To ensure visitor and employee safety, protect natural and cultural resources, and provide a quality visitor experience at the summit during sunrise hours (3:00 AM to 7:00 AM), the park instituted a reservation system starting in February of 2017.
Reservations are available online 60 days in advance, released at 7:00 am HST. The online inventory renews at 7:00 am every day, but often sells out within fifteen minutes. A portion of the reservations are also released online 2 days in advance at 7:00 am HST. Reservations are only available through Recreation.gov.
Tickets are not available the day before, over the phone with the park, or in person.
The reservation cost is $1.00 per vehicle. The person whose name is on the sunrise reservation will need to present a paper copy of the reservation and their photo ID at the entrance station, on the day specified on the reservation. The reservation cost is in addition to the entrance fee.
Make an online reservation via www.recreation.gov. The person whose name is on sunrise reservation will need to present it, with a photo ID, at the entrance station on the day specified on the reservation. Cars with sunrise reservations will need to display their reservation printouts on their dashboards. Also, be prepared to pay the entrance fee (or use a park pass) on the day of your visit. The entrance fee must be purchased with a credit card. Cars without a sunrise reservation will not be able to enter the park until 7:00 am.
No, you only need a sunrise reservation to access the summit during sunrise hours (3:00 AM to 7:00 AM). The sunrise reservation can only be used on the day specified on the reservation itself. There is currently no reservation system for sunset viewing.
The sunrise reservation allows access to the summit district between 3:00 AM and 7:00 AM on one specific day. The entrance fee provides entry into both districts of the park for three days—keep your receipt.
No. You can only enter the park between 3:00 AM and 7:00 AM on the date specified on your sunrise reservation.
There are four viewing locations in the park. In order from highest to lowest elevation, the four viewpoints are: the Pu`u Ula ula or Red Hill summit (10,023 ft.); Haleakalā Visitor Center (9,740 ft.); Kalahaku Overlook (9,324 ft.); and Leleiwi Overlook (8,840ft). Leleiwi Overlook is accessed via a 10 minute hike from its parking lot. You are not guaranteed access to any specific parking lot; each parking lot will be closed when it is full.

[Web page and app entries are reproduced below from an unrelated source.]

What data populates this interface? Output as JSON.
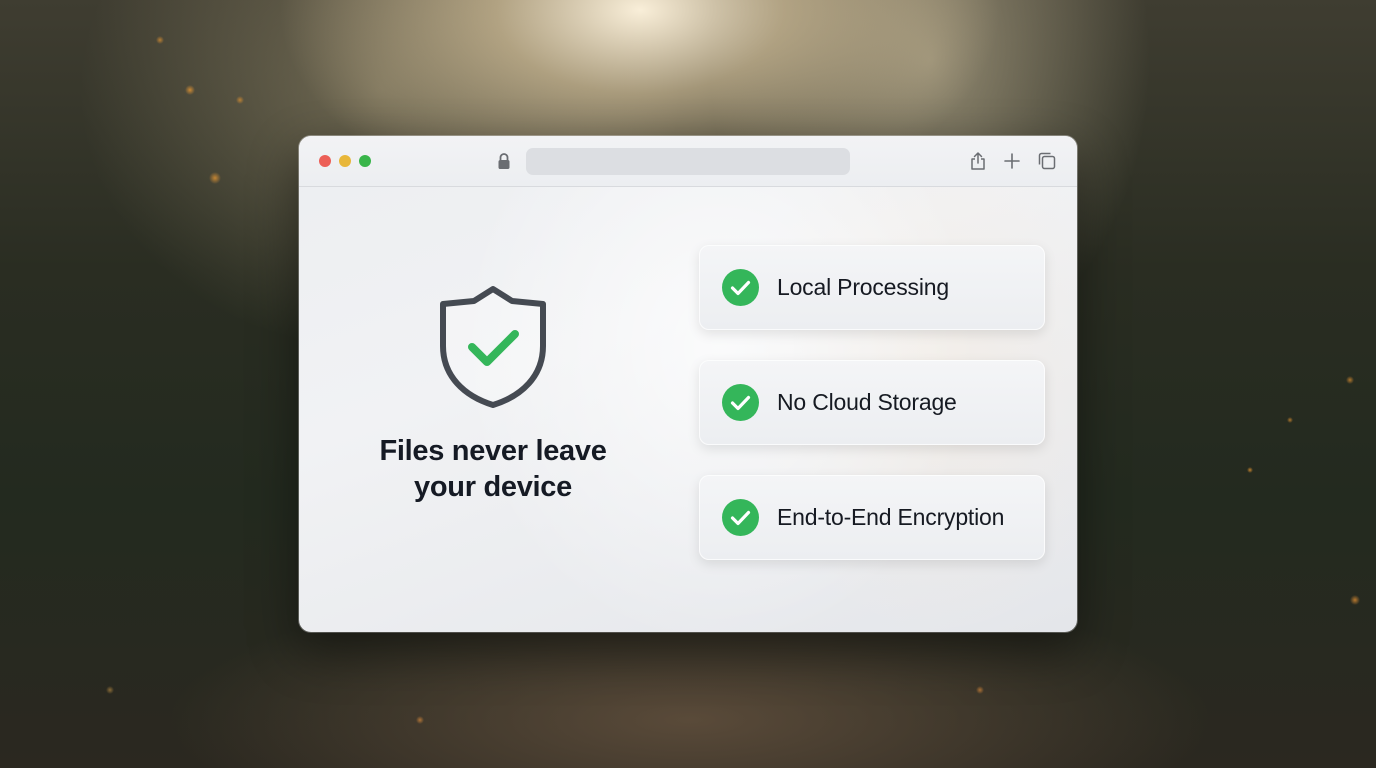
{
  "browser": {
    "address_bar": {
      "value": ""
    }
  },
  "hero": {
    "headline_line1": "Files never leave",
    "headline_line2": "your device"
  },
  "features": [
    {
      "label": "Local Processing",
      "icon": "check-circle-icon"
    },
    {
      "label": "No Cloud Storage",
      "icon": "check-circle-icon"
    },
    {
      "label": "End-to-End Encryption",
      "icon": "check-circle-icon"
    }
  ],
  "colors": {
    "accent_green": "#34b65a",
    "shield_stroke": "#454a52",
    "headline_text": "#151a24"
  }
}
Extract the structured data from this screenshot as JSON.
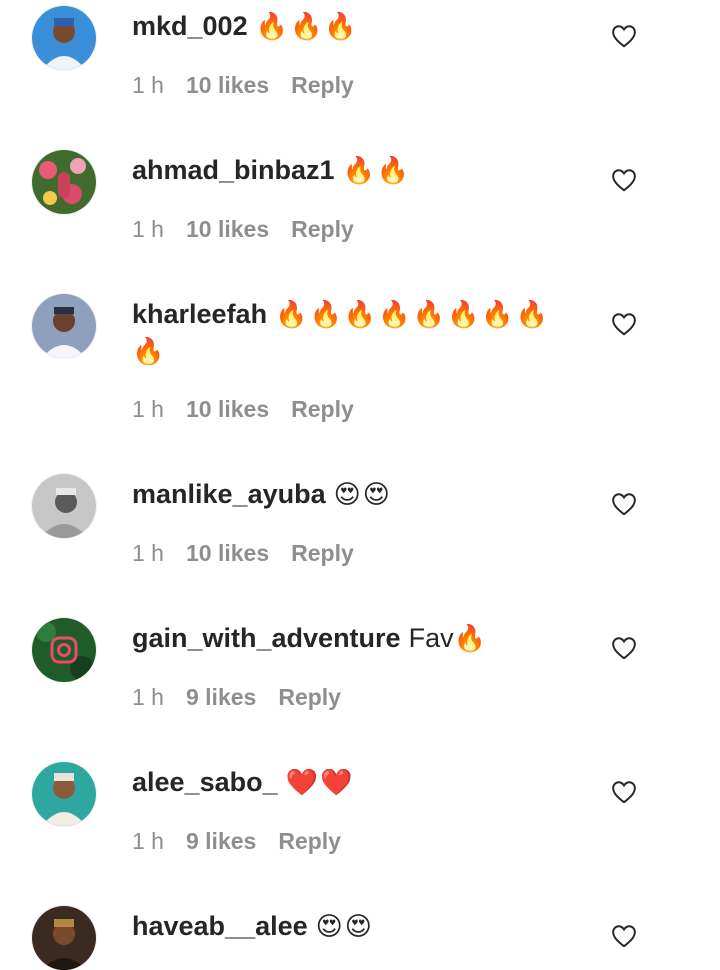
{
  "comments": [
    {
      "username": "mkd_002",
      "text": "",
      "emoji": "🔥🔥🔥",
      "time": "1 h",
      "likes": "10 likes",
      "reply": "Reply",
      "avatar_color": "#3b8fd9"
    },
    {
      "username": "ahmad_binbaz1",
      "text": "",
      "emoji": "🔥🔥",
      "time": "1 h",
      "likes": "10 likes",
      "reply": "Reply",
      "avatar_color": "#c9425a"
    },
    {
      "username": "kharleefah",
      "text": "",
      "emoji": "🔥🔥🔥🔥🔥🔥🔥🔥🔥",
      "time": "1 h",
      "likes": "10 likes",
      "reply": "Reply",
      "avatar_color": "#7d8ea8"
    },
    {
      "username": "manlike_ayuba",
      "text": "",
      "emoji": "😍😍",
      "time": "1 h",
      "likes": "10 likes",
      "reply": "Reply",
      "avatar_color": "#9a9a9a"
    },
    {
      "username": "gain_with_adventure",
      "text": "Fav",
      "emoji": "🔥",
      "time": "1 h",
      "likes": "9 likes",
      "reply": "Reply",
      "avatar_color": "#1f5c2a"
    },
    {
      "username": "alee_sabo_",
      "text": "",
      "emoji": "❤️❤️",
      "time": "1 h",
      "likes": "9 likes",
      "reply": "Reply",
      "avatar_color": "#2fa7a1"
    },
    {
      "username": "haveab__alee",
      "text": "",
      "emoji": "😍😍",
      "time": "",
      "likes": "",
      "reply": "",
      "avatar_color": "#3a2a1f"
    }
  ]
}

All four overlooks have great views of sunrise over the crater, weather permitting.
No, your sunrise reservation is good for one day only. Weather is constantly changing at the summit of Haleakalā and we can’t predict whether a sunrise is going to be clear or cloudy.
This is when many of our visitors enter the summit district to view sunrise and is our busiest time of day.

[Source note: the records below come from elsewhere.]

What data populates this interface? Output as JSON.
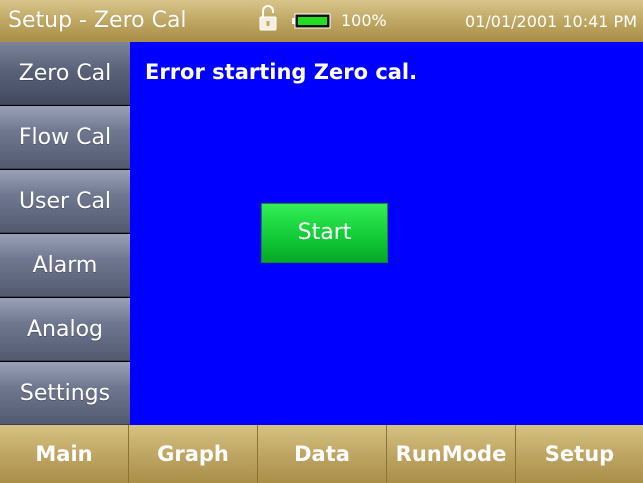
{
  "header": {
    "title": "Setup - Zero Cal",
    "lock_icon": "unlocked-padlock-icon",
    "battery_icon": "battery-icon",
    "battery_level": 100,
    "battery_text": "100%",
    "datetime": "01/01/2001 10:41 PM",
    "color": "#c2aa66"
  },
  "sidebar": {
    "items": [
      {
        "label": "Zero Cal",
        "active": true
      },
      {
        "label": "Flow Cal"
      },
      {
        "label": "User Cal"
      },
      {
        "label": "Alarm"
      },
      {
        "label": "Analog"
      },
      {
        "label": "Settings"
      }
    ],
    "color": "#6f7890"
  },
  "main": {
    "background": "#0000ff",
    "message": "Error starting Zero cal.",
    "start_label": "Start",
    "start_color": "#12cc38"
  },
  "footer": {
    "items": [
      {
        "label": "Main"
      },
      {
        "label": "Graph"
      },
      {
        "label": "Data"
      },
      {
        "label": "RunMode"
      },
      {
        "label": "Setup"
      }
    ]
  }
}
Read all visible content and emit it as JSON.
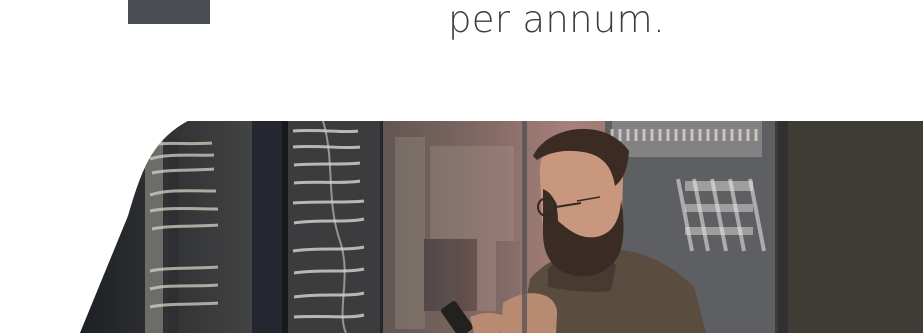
{
  "stat": {
    "text": "per annum."
  },
  "hero": {
    "image": "photo-man-server-room",
    "colors": {
      "dark_panel": "#3e3c35",
      "rack_dark": "#2a2c31",
      "shirt": "#5a4a3c",
      "hair": "#3a2a20",
      "skin": "#c9977e"
    }
  }
}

Visitors who come up to the park without a sunrise reservation will not be allowed to enter the summit district until after 7:00 AM They will be directed to turn around at the entrance.

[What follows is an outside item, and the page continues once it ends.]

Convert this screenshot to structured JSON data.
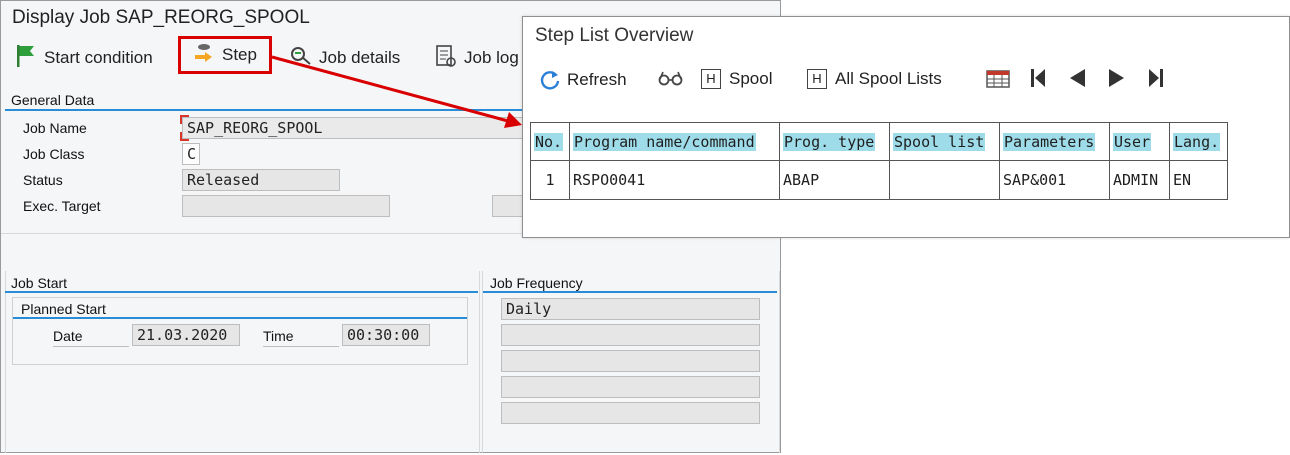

Haleakalā National Park welcomes, and waives the entrance fee, for Native Hawaiians who wish to conduct their traditional cultural practices at sunrise or any other time of day under AIRFA, the American Indian Religious Freedom Act. There will be no change to the National Park Service’s current policy regarding Kanaka Maoli who wish to conduct traditional cultural practices in the park.
50 vehicles will be able to access the four sunrise viewing areas. Limiting the number of vehicles will reduce crowding at overlooks.
All non-commercial visitors who comes up for sunrise will need to make an advanced reservation via recreation.gov. We will accommodate visitors with special needs to the best of our ability with our accessible parking spaces. If all the disabled spaces are full, park staff will work with disabled visitors to accommodate their needs.
Yes, however we do not recommend that people walk up the summit road since it is dark and crowded at that time of day, and the road between the entrance station and the summit is 10 miles long up several thousand feet of elevation.
36 CFR Section 1.5 restricts sunrise visitation as an emergency action to protect visitor and staff safety and park resources.
Last updated: October 30, 2023